**About this exercise**
Could you filter the records below and return each line that holds "KEYWAY"?
========
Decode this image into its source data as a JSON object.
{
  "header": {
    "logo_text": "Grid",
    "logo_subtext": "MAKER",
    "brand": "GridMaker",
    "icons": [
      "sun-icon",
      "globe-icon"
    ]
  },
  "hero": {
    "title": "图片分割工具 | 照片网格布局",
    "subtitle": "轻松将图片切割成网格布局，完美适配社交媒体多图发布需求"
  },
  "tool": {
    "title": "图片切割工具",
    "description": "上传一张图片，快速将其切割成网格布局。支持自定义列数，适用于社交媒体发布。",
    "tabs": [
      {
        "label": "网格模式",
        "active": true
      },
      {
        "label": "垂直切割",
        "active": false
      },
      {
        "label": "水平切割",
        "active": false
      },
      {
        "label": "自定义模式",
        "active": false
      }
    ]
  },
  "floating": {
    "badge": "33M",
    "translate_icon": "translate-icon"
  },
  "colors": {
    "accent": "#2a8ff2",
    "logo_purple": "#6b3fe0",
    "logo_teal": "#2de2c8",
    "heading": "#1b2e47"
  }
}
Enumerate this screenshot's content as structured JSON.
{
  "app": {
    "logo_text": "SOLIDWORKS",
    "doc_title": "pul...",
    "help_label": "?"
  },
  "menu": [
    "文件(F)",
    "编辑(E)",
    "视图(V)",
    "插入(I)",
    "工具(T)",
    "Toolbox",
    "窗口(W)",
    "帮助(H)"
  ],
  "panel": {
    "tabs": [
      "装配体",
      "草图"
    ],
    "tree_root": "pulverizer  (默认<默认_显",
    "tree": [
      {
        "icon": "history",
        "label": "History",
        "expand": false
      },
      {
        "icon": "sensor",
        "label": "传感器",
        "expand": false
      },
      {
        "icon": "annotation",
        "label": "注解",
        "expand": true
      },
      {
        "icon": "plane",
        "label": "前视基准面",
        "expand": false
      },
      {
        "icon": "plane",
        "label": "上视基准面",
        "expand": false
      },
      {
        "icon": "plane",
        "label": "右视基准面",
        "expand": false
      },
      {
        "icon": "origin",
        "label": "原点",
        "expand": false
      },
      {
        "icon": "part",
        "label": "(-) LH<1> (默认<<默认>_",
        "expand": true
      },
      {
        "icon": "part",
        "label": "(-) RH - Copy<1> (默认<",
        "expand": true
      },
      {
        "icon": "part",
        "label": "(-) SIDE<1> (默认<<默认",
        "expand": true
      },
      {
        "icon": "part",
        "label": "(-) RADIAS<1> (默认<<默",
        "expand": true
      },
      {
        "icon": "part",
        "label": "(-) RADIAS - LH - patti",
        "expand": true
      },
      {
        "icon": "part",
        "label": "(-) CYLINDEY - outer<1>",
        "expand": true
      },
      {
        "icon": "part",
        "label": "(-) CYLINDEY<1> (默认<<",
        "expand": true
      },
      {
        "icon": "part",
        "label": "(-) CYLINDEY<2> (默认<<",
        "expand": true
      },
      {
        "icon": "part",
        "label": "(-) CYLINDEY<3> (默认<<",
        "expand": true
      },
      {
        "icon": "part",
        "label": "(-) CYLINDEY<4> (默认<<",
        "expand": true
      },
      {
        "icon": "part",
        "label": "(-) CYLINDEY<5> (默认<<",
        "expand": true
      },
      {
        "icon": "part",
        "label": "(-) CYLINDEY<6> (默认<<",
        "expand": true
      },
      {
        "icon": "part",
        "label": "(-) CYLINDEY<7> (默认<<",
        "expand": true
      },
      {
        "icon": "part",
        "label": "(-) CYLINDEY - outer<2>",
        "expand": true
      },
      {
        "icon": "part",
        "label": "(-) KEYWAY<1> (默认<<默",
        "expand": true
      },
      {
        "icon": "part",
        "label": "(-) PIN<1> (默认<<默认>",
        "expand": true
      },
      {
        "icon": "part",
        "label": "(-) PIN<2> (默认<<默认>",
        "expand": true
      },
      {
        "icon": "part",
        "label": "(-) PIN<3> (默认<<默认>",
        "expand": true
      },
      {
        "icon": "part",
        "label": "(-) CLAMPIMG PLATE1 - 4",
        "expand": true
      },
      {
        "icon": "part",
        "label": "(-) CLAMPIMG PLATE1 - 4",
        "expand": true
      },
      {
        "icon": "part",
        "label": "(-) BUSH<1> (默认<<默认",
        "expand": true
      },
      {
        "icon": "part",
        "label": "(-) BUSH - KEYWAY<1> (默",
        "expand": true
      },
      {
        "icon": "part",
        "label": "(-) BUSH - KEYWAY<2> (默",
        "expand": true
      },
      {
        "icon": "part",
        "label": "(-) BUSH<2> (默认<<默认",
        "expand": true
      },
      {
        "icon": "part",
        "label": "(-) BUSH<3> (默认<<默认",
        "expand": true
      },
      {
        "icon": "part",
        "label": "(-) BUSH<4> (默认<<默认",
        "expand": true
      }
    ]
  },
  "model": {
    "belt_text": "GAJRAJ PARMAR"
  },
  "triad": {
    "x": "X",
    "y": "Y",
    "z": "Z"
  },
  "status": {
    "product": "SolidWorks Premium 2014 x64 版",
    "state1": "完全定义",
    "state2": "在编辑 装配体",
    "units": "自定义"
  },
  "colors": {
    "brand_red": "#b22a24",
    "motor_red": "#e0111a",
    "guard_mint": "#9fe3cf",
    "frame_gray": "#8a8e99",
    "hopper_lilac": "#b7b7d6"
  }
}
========
**Solution for this task**
        "label": "(-) KEYWAY<1> (默认<<默",
        "label": "(-) BUSH - KEYWAY<1> (默",
        "label": "(-) BUSH - KEYWAY<2> (默",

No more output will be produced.